» **Raw data**:

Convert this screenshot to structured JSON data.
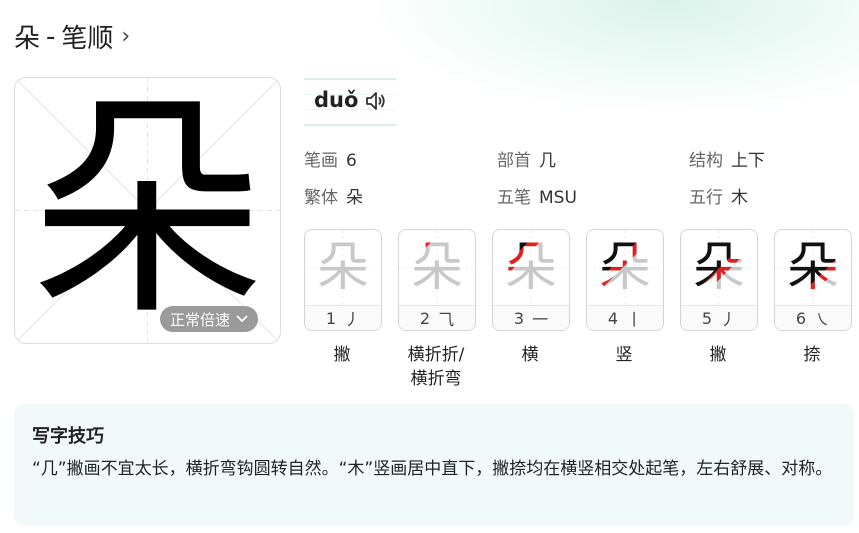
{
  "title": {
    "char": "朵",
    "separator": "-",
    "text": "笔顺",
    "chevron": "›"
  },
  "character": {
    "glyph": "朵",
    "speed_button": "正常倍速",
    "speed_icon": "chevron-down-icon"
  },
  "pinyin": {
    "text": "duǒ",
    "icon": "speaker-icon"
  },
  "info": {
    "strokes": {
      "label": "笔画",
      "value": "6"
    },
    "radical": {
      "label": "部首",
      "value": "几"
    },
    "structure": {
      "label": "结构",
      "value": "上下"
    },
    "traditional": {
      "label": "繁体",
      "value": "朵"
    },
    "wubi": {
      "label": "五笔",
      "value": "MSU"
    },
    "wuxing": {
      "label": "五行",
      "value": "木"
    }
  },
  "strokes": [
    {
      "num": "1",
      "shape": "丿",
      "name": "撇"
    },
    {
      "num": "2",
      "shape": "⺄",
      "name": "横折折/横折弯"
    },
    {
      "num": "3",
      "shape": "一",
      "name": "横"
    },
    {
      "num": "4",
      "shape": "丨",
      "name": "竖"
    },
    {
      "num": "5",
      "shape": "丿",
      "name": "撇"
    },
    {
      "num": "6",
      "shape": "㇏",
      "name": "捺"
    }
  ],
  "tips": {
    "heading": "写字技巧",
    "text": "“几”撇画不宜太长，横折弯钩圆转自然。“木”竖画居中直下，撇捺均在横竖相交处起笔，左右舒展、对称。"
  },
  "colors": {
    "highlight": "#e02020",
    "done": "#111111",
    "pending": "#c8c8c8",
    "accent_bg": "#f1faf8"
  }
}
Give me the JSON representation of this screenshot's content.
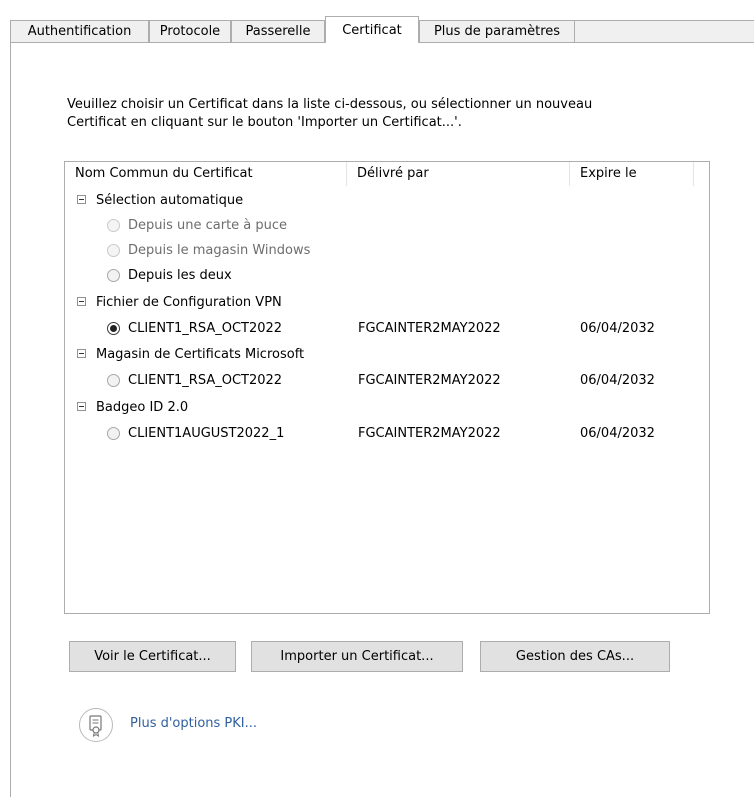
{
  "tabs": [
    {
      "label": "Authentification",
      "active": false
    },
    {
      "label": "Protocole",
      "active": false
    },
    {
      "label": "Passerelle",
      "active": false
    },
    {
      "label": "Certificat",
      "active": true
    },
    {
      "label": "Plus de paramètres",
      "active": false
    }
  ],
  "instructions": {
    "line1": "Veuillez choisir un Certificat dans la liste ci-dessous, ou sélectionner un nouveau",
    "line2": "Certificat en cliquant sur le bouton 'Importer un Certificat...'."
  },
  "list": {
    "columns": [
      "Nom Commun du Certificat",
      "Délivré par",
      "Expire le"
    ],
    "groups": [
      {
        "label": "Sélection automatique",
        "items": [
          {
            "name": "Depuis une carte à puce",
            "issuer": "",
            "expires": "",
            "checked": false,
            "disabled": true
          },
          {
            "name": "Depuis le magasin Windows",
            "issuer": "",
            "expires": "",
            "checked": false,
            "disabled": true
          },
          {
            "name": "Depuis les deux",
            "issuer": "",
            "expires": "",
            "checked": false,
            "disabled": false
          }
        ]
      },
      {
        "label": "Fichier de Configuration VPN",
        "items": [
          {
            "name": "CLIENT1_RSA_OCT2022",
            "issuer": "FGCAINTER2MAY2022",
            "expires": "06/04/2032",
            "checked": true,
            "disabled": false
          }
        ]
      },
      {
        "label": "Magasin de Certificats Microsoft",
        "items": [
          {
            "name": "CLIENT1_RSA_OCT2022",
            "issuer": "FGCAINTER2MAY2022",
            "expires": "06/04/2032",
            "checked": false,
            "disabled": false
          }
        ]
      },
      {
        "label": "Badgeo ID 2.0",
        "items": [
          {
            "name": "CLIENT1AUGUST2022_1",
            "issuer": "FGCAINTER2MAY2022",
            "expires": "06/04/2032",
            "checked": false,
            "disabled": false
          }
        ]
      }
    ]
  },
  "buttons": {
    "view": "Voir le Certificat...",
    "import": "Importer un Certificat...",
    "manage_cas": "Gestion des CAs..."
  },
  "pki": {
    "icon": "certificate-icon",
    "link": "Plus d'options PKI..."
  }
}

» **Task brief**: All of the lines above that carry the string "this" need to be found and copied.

» **Response box**:
Convert this screenshot to structured JSON data.
Give me the JSON representation of this screenshot's content.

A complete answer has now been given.